Few people are aware that their taxes and the high prices they pay for sugar in the shops are financing a system that harms poor farmers in developing countries. Yet that is the reality.
The subsidies mean Europe, one of the highest-cost sugar producers, has become one of the world's leading sugar exporters. We are paying European farmers to produce more sugar than we consume and dumping the subsidised surpluses overseas. This undercuts sugar farmers in poor countries, many of whom can produce sugar at low prices.
At the same time, producers in Africa face severe restrictions when they try to export their sugar to Europe. The 49 poorest countries are allowed to sell only the equivalent of three days' European sugar consumption to Europe each year.
The winners are big farmers and corporate sugar-producing companies such as British Sugar. They reap super-profits under a regime that denies vulnerable people a chance to escape poverty.
Europe is in the process of reforming its sugar policies. Our leaders must ensure the reforms help poor countries. However, a leaked version of the reform proposals suggest that there will be a deep and rapid price cut. This will damage the potential of poor countries to secure the investment they need to build up their sugar industries or to diversify into other sectors.

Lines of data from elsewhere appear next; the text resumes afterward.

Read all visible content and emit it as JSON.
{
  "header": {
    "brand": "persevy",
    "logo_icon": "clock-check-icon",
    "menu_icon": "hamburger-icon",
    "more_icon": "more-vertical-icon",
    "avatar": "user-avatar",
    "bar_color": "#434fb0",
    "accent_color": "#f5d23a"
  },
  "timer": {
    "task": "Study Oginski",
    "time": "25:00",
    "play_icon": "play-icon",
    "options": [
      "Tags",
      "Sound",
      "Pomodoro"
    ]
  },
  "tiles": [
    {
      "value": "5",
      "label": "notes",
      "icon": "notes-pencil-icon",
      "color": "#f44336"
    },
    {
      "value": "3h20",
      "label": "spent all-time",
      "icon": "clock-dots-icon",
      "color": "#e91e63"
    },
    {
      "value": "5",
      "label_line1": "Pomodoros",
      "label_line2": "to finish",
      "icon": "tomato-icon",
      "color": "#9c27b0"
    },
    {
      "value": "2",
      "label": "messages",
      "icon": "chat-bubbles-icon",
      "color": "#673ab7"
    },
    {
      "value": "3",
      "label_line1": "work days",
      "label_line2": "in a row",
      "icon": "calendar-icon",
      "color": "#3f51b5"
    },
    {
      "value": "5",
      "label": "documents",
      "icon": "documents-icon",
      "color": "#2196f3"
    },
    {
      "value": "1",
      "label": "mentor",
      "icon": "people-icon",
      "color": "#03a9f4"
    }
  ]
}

A group of developing countries, known as the African, Caribbean and Pacific (ACP) countries, have benefited from selling limited quantities of sugar to Europe at high prices. Some are high-cost producers and will lose out. The EU has a responsibility to provide adequate time and financial support for adjustment.
At the same time, there is no guarantee that the proposed reforms will end European over-production and export dumping. The G8 Summit next month provides an opportunity for European citizens to call on their leaders to make EU agriculture and trade policies fair. They could make a start with sugar.
Penny Fowler is a trade policy adviser for OxfamReuse content